§ **Exercise objective**
Every record below should be repeated exactly. Omit the pictures.

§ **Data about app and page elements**
+-------+

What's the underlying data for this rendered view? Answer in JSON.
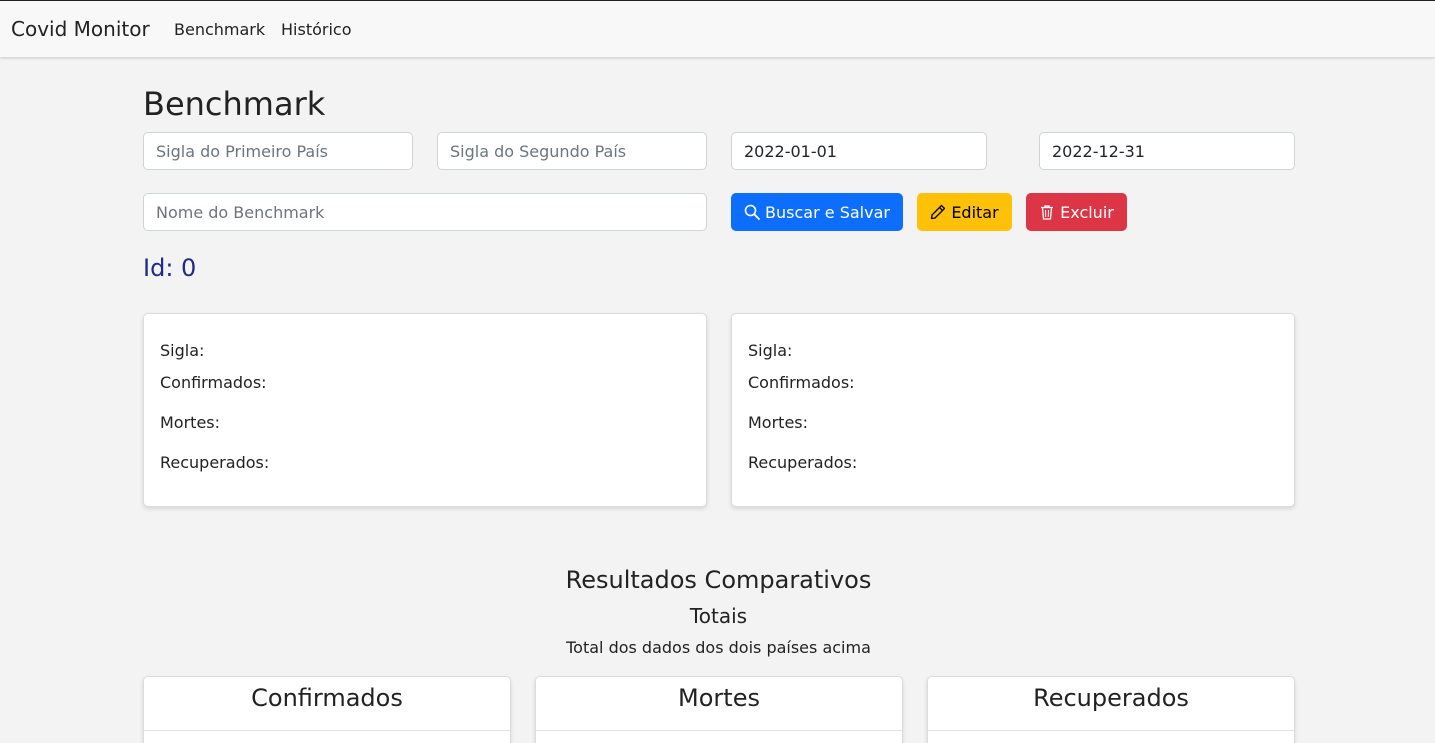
{
  "nav": {
    "brand": "Covid Monitor",
    "links": [
      "Benchmark",
      "Histórico"
    ]
  },
  "page": {
    "title": "Benchmark"
  },
  "form": {
    "first_country_placeholder": "Sigla do Primeiro País",
    "second_country_placeholder": "Sigla do Segundo País",
    "start_date": "2022-01-01",
    "end_date": "2022-12-31",
    "benchmark_name_placeholder": "Nome do Benchmark"
  },
  "buttons": {
    "search_save": "Buscar e Salvar",
    "edit": "Editar",
    "delete": "Excluir"
  },
  "id_label": "Id: 0",
  "country_cards": [
    {
      "sigla": "Sigla:",
      "confirmados": "Confirmados:",
      "mortes": "Mortes:",
      "recuperados": "Recuperados:"
    },
    {
      "sigla": "Sigla:",
      "confirmados": "Confirmados:",
      "mortes": "Mortes:",
      "recuperados": "Recuperados:"
    }
  ],
  "results": {
    "title": "Resultados Comparativos",
    "subtitle": "Totais",
    "description": "Total dos dados dos dois países acima",
    "cards": [
      "Confirmados",
      "Mortes",
      "Recuperados"
    ]
  },
  "colors": {
    "primary": "#0d6efd",
    "warning": "#ffc107",
    "danger": "#dc3545",
    "id_text": "#1f2a8a",
    "background": "#f3f3f3"
  },
  "icons": {
    "search": "search-icon",
    "edit": "pencil-icon",
    "delete": "trash-icon"
  }
}
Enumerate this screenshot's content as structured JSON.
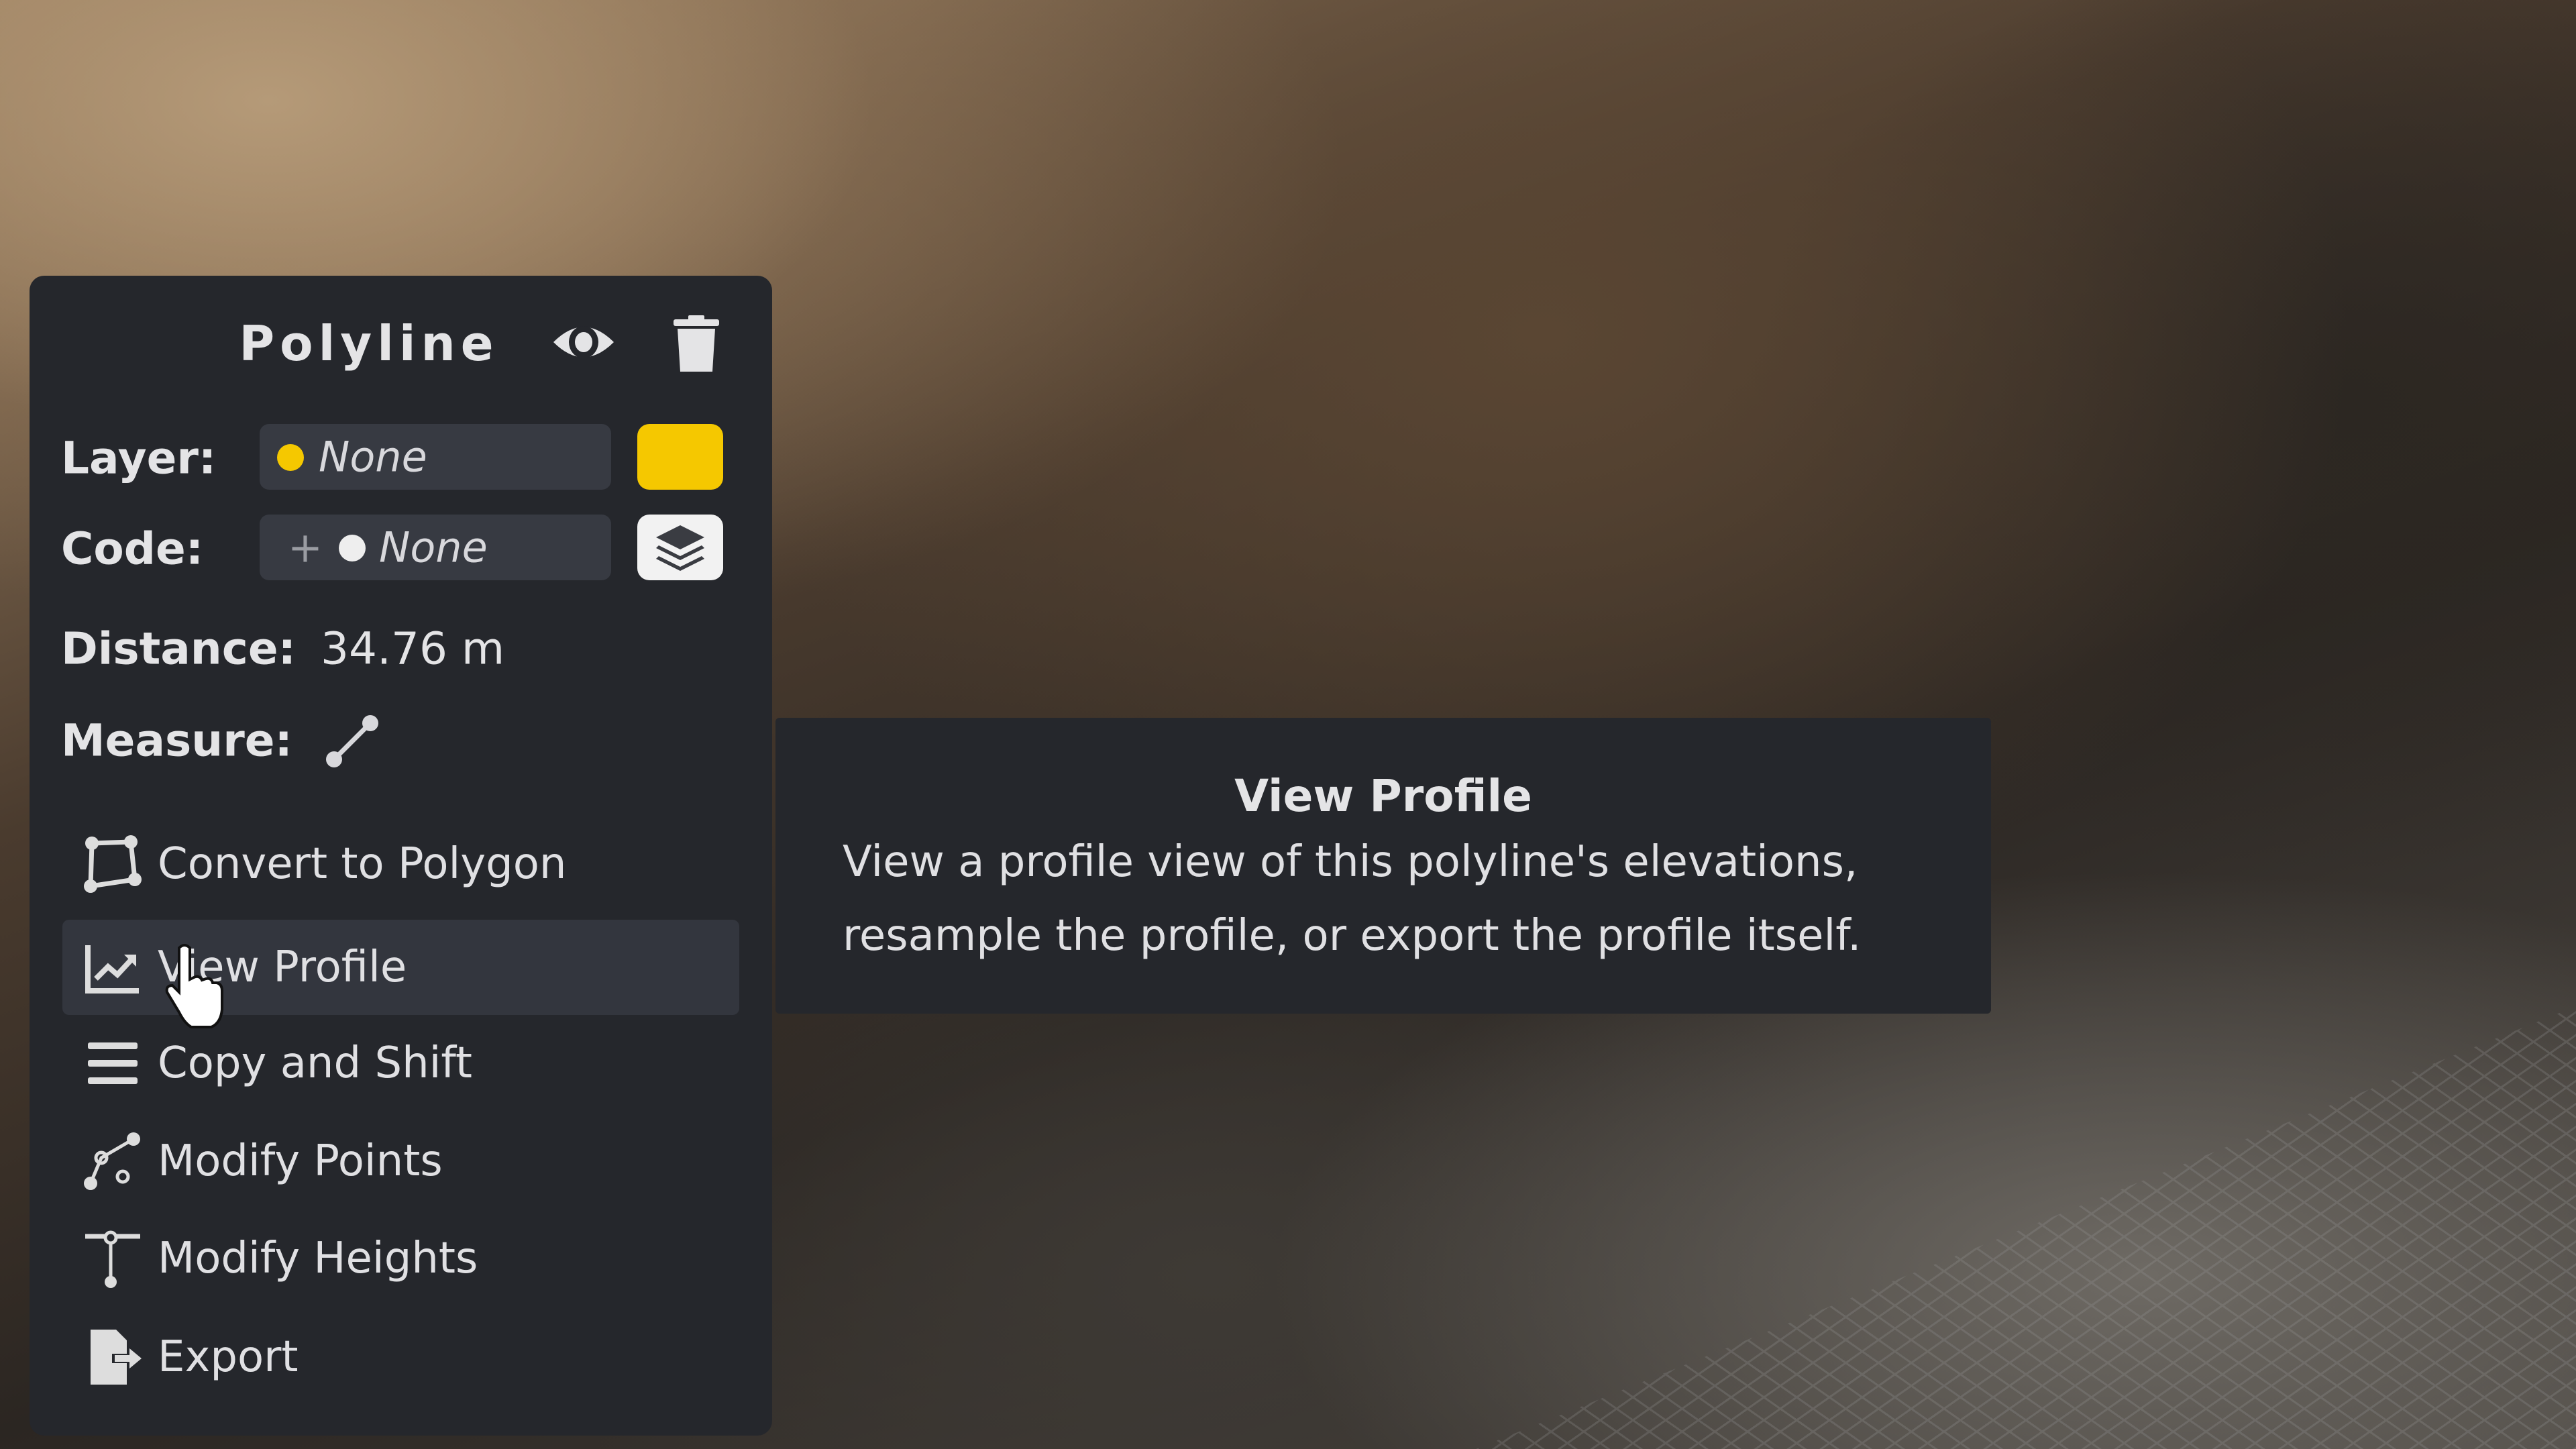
{
  "panel": {
    "title": "Polyline",
    "layer_label": "Layer:",
    "layer_value": "None",
    "layer_color": "#f5c800",
    "code_label": "Code:",
    "code_add": "+",
    "code_value": "None",
    "distance_label": "Distance:",
    "distance_value": "34.76 m",
    "measure_label": "Measure:",
    "actions": [
      {
        "label": "Convert to Polygon",
        "icon": "polygon-icon"
      },
      {
        "label": "View Profile",
        "icon": "chart-line-icon"
      },
      {
        "label": "Copy and Shift",
        "icon": "bars-icon"
      },
      {
        "label": "Modify Points",
        "icon": "nodes-icon"
      },
      {
        "label": "Modify Heights",
        "icon": "height-icon"
      },
      {
        "label": "Export",
        "icon": "file-export-icon"
      }
    ]
  },
  "tooltip": {
    "title": "View Profile",
    "line1": "View a profile view of this polyline's elevations,",
    "line2": "resample the profile, or export the profile itself."
  }
}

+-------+

§ **Task response**
What's the underlying data for this rendered view? Answer in JSON.
{
  "nav": {
    "brand": "Covid Monitor",
    "links": [
      "Benchmark",
      "Histórico"
    ]
  },
  "page": {
    "title": "Benchmark"
  },
  "form": {
    "first_country_placeholder": "Sigla do Primeiro País",
    "second_country_placeholder": "Sigla do Segundo País",
    "start_date": "2022-01-01",
    "end_date": "2022-12-31",
    "benchmark_name_placeholder": "Nome do Benchmark"
  },
  "buttons": {
    "search_save": "Buscar e Salvar",
    "edit": "Editar",
    "delete": "Excluir"
  },
  "id_label": "Id: 0",
  "country_cards": [
    {
      "sigla": "Sigla:",
      "confirmados": "Confirmados:",
      "mortes": "Mortes:",
      "recuperados": "Recuperados:"
    },
    {
      "sigla": "Sigla:",
      "confirmados": "Confirmados:",
      "mortes": "Mortes:",
      "recuperados": "Recuperados:"
    }
  ],
  "results": {
    "title": "Resultados Comparativos",
    "subtitle": "Totais",
    "description": "Total dos dados dos dois países acima",
    "cards": [
      "Confirmados",
      "Mortes",
      "Recuperados"
    ]
  },
  "colors": {
    "primary": "#0d6efd",
    "warning": "#ffc107",
    "danger": "#dc3545",
    "id_text": "#1f2a8a",
    "background": "#f3f3f3"
  },
  "icons": {
    "search": "search-icon",
    "edit": "pencil-icon",
    "delete": "trash-icon"
  }
}
Enumerate this screenshot's content as structured JSON.
{
  "panel": {
    "title": "Polyline",
    "layer_label": "Layer:",
    "layer_value": "None",
    "layer_color": "#f5c800",
    "code_label": "Code:",
    "code_add": "+",
    "code_value": "None",
    "distance_label": "Distance:",
    "distance_value": "34.76 m",
    "measure_label": "Measure:",
    "actions": [
      {
        "label": "Convert to Polygon",
        "icon": "polygon-icon"
      },
      {
        "label": "View Profile",
        "icon": "chart-line-icon"
      },
      {
        "label": "Copy and Shift",
        "icon": "bars-icon"
      },
      {
        "label": "Modify Points",
        "icon": "nodes-icon"
      },
      {
        "label": "Modify Heights",
        "icon": "height-icon"
      },
      {
        "label": "Export",
        "icon": "file-export-icon"
      }
    ]
  },
  "tooltip": {
    "title": "View Profile",
    "line1": "View a profile view of this polyline's elevations,",
    "line2": "resample the profile, or export the profile itself."
  }
}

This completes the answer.